Paul Radin - 1954
    Nowhere does it survive in more starkly archaic form than in the voraciously uninhibited episodes of the Winnebago Trickster Cycle, recorded here in full. Anthropological and psychological analyses by Radin, Kerenyi, and Jung reveal the Trickster as filling a twofold role: on the one hand he is an archetypal psychic structure" that harks back to "an absolutely undifferentiated human consciousness, corresponding to a psyche that has hardly left the animal level" *Jung); on the other hand, his myth is a present-day outlet for the most unashamed and liberating satire of the onerous obligations of social order, religion, and ritual.Cover illustration by Susana Krause

Foundations of Behavioral Research


Fred N. Kerlinger - 1973
    This edition includes new information about computer statistical software, multivariate statistics, research ethics, and writing research reports in APA style. This book is ideal for graduate students in that it covers statistics, research methodology, and measurement all in one volume. This is a book that graduate students will keep as a reference throughout their careers.

Ritual Theory, Ritual Practice

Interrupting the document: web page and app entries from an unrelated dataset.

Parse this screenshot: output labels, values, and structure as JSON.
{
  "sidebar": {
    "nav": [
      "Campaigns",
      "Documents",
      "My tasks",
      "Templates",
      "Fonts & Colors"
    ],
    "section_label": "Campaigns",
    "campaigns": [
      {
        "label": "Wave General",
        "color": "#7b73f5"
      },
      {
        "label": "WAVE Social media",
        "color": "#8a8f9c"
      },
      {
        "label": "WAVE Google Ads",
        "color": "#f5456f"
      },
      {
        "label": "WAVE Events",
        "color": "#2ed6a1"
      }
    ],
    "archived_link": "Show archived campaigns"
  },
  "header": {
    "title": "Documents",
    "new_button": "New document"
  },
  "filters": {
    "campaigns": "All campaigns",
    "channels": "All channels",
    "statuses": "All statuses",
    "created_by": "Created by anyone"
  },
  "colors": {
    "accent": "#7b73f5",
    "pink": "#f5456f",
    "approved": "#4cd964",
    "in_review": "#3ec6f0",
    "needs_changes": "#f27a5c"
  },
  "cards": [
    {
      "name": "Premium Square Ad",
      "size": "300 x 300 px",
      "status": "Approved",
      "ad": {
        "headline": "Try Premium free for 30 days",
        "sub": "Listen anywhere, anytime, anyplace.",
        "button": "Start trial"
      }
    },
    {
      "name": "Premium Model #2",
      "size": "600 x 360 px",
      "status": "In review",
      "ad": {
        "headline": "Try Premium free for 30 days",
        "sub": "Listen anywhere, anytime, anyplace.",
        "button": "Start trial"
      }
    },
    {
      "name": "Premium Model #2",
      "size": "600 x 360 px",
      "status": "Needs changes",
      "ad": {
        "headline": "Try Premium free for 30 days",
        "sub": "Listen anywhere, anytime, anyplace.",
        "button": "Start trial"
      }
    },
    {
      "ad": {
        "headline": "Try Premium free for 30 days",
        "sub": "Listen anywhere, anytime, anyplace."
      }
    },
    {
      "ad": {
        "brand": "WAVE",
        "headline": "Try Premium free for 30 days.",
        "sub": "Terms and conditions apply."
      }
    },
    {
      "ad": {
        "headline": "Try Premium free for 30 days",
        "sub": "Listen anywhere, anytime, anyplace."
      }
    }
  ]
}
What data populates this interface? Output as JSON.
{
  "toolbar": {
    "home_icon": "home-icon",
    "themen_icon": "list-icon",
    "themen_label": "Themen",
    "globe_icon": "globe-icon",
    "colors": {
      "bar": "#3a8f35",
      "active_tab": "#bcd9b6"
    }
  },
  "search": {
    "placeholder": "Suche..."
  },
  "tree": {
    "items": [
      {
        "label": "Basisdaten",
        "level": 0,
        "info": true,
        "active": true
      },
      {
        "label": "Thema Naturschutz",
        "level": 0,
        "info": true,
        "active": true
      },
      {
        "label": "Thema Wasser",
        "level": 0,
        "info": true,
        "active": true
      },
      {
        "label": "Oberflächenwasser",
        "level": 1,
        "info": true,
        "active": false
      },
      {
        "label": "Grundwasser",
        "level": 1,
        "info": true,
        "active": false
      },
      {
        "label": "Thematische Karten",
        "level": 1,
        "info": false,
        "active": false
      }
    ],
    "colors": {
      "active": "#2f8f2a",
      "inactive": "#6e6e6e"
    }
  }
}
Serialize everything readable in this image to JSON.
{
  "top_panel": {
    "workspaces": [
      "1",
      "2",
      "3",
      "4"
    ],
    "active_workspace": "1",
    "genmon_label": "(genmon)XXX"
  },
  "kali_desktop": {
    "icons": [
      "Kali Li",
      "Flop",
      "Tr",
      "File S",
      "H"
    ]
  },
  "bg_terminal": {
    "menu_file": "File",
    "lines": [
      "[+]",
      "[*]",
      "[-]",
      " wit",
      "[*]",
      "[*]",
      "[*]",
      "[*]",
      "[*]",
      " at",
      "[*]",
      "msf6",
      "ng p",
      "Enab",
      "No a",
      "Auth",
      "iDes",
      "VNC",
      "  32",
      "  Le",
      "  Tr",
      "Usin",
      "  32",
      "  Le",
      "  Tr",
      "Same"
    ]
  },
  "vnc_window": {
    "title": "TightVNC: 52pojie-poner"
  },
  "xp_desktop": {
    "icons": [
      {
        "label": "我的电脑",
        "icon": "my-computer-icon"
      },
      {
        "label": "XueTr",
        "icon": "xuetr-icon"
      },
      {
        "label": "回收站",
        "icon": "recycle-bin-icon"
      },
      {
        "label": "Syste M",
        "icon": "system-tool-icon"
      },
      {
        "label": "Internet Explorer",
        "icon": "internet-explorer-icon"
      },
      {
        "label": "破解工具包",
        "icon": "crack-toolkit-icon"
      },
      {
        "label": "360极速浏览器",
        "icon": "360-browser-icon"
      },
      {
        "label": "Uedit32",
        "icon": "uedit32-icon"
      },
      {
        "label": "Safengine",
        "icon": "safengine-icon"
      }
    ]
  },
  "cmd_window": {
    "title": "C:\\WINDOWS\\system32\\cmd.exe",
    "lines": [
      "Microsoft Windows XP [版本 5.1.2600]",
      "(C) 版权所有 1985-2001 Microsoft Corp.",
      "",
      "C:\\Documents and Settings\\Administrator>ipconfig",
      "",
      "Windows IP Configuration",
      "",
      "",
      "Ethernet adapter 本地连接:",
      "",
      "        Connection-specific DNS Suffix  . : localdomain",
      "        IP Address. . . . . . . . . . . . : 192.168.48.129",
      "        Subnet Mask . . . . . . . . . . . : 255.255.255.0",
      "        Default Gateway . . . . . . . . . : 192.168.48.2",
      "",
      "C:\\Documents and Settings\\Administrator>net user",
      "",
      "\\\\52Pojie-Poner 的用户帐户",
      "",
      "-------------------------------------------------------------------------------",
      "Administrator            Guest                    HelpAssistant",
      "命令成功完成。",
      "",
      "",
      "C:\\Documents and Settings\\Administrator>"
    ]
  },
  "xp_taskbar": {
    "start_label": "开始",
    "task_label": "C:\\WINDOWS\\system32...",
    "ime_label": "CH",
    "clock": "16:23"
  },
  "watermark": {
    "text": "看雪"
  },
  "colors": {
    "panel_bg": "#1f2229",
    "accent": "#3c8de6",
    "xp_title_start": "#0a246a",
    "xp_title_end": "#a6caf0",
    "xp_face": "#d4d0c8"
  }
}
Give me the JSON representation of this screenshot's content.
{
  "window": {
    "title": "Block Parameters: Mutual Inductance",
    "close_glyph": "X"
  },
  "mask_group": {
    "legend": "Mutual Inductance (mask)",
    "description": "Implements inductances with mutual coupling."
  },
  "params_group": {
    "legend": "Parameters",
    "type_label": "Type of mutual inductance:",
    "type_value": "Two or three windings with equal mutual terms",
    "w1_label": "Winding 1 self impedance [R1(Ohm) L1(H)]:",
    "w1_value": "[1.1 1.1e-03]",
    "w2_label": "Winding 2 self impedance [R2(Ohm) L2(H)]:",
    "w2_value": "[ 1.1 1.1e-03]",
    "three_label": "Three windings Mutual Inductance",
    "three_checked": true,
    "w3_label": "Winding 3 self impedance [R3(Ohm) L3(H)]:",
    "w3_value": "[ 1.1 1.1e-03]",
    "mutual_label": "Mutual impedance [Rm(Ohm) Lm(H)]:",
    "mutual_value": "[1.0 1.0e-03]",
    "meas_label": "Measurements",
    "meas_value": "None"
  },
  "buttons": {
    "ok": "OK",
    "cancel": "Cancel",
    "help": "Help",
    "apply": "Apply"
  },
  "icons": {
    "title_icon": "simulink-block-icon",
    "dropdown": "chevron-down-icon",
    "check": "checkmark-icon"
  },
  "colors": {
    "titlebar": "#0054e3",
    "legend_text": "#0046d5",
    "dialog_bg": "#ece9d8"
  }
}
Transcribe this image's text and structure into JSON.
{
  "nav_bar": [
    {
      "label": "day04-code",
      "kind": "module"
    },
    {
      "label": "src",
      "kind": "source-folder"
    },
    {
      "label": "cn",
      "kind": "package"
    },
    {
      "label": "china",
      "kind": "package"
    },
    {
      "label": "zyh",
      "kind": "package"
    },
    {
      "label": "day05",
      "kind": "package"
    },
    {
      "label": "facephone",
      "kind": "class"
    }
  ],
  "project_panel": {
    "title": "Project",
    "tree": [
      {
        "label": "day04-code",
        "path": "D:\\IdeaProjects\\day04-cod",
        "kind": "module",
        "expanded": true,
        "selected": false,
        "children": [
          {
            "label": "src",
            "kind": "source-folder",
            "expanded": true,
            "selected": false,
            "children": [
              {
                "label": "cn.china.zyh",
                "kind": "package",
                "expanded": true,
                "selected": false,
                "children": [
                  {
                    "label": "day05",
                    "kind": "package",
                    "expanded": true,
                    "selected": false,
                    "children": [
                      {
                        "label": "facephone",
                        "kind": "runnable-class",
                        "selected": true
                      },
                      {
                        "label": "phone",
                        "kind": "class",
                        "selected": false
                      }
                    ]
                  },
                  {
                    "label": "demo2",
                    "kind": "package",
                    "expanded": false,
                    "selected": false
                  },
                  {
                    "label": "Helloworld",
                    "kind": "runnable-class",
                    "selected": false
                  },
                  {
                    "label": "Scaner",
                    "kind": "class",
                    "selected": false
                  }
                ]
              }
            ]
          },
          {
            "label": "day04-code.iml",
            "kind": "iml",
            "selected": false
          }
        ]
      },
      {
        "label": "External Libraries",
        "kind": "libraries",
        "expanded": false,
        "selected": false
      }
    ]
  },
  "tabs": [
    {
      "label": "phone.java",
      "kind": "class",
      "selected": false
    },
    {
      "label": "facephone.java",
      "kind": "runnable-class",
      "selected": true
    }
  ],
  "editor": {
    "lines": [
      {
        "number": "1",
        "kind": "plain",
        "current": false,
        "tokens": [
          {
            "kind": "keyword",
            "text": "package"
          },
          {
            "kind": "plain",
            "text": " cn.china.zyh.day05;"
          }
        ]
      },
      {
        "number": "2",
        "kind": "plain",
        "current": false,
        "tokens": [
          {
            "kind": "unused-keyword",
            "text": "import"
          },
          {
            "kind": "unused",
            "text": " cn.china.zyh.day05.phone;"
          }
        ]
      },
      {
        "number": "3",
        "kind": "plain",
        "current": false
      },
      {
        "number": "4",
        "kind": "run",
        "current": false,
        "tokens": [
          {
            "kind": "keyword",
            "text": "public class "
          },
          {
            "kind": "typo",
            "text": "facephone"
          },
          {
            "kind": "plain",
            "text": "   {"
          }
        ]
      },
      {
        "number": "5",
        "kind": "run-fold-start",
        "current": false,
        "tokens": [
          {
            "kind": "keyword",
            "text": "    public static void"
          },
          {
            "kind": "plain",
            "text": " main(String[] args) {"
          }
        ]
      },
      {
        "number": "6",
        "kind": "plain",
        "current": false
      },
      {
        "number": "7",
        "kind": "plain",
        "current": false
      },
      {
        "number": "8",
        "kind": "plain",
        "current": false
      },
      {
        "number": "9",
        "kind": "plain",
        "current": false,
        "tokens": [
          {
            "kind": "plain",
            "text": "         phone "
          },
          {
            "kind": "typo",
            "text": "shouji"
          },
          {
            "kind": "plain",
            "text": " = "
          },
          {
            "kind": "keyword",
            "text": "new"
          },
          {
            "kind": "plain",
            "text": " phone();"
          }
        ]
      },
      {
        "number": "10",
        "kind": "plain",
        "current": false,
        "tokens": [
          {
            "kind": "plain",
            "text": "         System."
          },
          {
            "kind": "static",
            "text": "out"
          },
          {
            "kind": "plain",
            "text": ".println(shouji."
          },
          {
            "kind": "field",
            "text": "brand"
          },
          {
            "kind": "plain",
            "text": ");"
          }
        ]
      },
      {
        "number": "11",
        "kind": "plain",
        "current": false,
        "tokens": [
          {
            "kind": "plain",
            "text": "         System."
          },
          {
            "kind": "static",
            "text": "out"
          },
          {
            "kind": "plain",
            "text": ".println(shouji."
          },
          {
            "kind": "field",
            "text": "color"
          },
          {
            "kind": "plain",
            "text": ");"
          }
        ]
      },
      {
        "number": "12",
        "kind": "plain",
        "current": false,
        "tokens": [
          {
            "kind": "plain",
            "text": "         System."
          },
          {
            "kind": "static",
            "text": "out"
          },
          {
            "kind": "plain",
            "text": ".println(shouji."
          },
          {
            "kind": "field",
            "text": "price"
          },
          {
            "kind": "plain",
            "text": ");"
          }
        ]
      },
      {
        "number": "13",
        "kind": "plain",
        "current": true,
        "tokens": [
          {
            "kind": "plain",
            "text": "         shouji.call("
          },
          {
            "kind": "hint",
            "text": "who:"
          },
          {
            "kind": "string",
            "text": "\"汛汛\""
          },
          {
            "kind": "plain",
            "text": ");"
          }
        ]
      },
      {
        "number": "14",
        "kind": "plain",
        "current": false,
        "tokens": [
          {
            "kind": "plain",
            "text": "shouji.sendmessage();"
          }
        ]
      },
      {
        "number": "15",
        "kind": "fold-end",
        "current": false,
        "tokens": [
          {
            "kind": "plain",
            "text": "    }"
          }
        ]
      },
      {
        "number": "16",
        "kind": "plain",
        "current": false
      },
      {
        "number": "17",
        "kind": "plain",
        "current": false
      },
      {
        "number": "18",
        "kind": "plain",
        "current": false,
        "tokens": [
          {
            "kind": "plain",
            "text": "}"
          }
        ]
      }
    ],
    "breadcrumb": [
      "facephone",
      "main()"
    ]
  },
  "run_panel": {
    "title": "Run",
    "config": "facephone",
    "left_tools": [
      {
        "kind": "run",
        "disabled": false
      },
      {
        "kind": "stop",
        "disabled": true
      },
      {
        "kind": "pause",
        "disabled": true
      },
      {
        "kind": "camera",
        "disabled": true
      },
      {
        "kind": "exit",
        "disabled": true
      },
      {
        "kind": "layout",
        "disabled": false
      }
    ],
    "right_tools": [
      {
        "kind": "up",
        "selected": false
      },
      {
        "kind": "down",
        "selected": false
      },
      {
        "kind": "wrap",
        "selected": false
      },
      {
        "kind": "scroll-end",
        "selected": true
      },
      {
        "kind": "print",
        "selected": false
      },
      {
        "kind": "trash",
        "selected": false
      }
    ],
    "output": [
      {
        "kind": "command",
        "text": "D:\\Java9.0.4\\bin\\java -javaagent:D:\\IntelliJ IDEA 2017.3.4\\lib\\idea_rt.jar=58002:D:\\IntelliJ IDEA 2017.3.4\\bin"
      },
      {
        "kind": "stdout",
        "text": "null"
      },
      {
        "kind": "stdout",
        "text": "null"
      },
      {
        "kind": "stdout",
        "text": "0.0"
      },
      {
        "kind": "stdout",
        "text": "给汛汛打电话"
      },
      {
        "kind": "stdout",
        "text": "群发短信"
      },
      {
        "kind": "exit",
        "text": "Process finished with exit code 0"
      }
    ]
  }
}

Catherine Bell - 1992
    She begins by showing how discourse on ritual has served to generate and legitimate a limited and ultimately closed form of cultural analysis. She then proposes that so-called ritual activities be removed from their isolated position as special, paradigmatic acts and restored to the context of "social activity" in general. Using the term "ritualization" to describe ritual thus contextualized, she defines it as a culturally strategic way of acting. She goes on to show how this definition can serve to illuminate such classic issues in traditional ritual studies as belief, ideology, legitimation, and power.

Stranger and Friend: The Way of an Anthropologist


Hortense Powdermaker - 1966
    An occasionally humorous and insightful look into what makes socities both similar and unique.

Writing on Drugs


Sadie Plant - 1999
    . . these drugs have always affected far more than the perceptions, minds and moods of their users. Writing on Drugs explores the profound and pervasive nature of their influence on contemporary culture. It reads Coleridge on opium, Freud on cocaine, Michaux on mescaline and Burroughs on them all, and with such writers it begins to understand the many ways in which the modern world has found itself on drugs. Psychoactive substances have been integral to its economic history, its politics, media and technologies. They have influenced its poetry and stories, and shaped some of its most fundamental philosophies. They have even exposed the neurochemistry of a human brain which, like its cultures, has never been drug-free.

Language: An Introduction to the Study of Speech


Edward Sapir - 1921
    This little book aims to give a certain perspective on the subject of language rather than to assemble facts about it. It has little to say of the ultimate psychological basis of speech and gives only enough of the actual descriptive or historical facts of particular languages to illustrate principles. Its main purpose is to show what I conceive language to be, what is its variability in place and time, and what are its relations to other fundamental human interests-the problem of thought, the nature of the historical process, race, culture, art. Contents: Language Define; The Elements of Speech; The Sounds of Language; Form in Language; Grammatical Processes; Form in Language; Grammatical Concepts; Types of Linguistic Structure; Language as a Historical Product: Drift; Language as a Historical Product: Phonetic Law; How Languages Influence Each Other; Language, Race and Culture; and Language and Literature.

Being There: Putting Brain, Body, and World Together Again


Andy Clark - 1996
    In treating cognition as problem solving, Andy Clark suggests, we may often abstract too far from the very body and world in which our brains evolved to guide us. Whereas the mental has been treated as a realm that is distinct from the body and the world, Clark forcefully attests that a key to understanding brains is to see them as controllers of embodied activity. From this paradigm shift he advances the construction of a cognitive science of the embodied mind.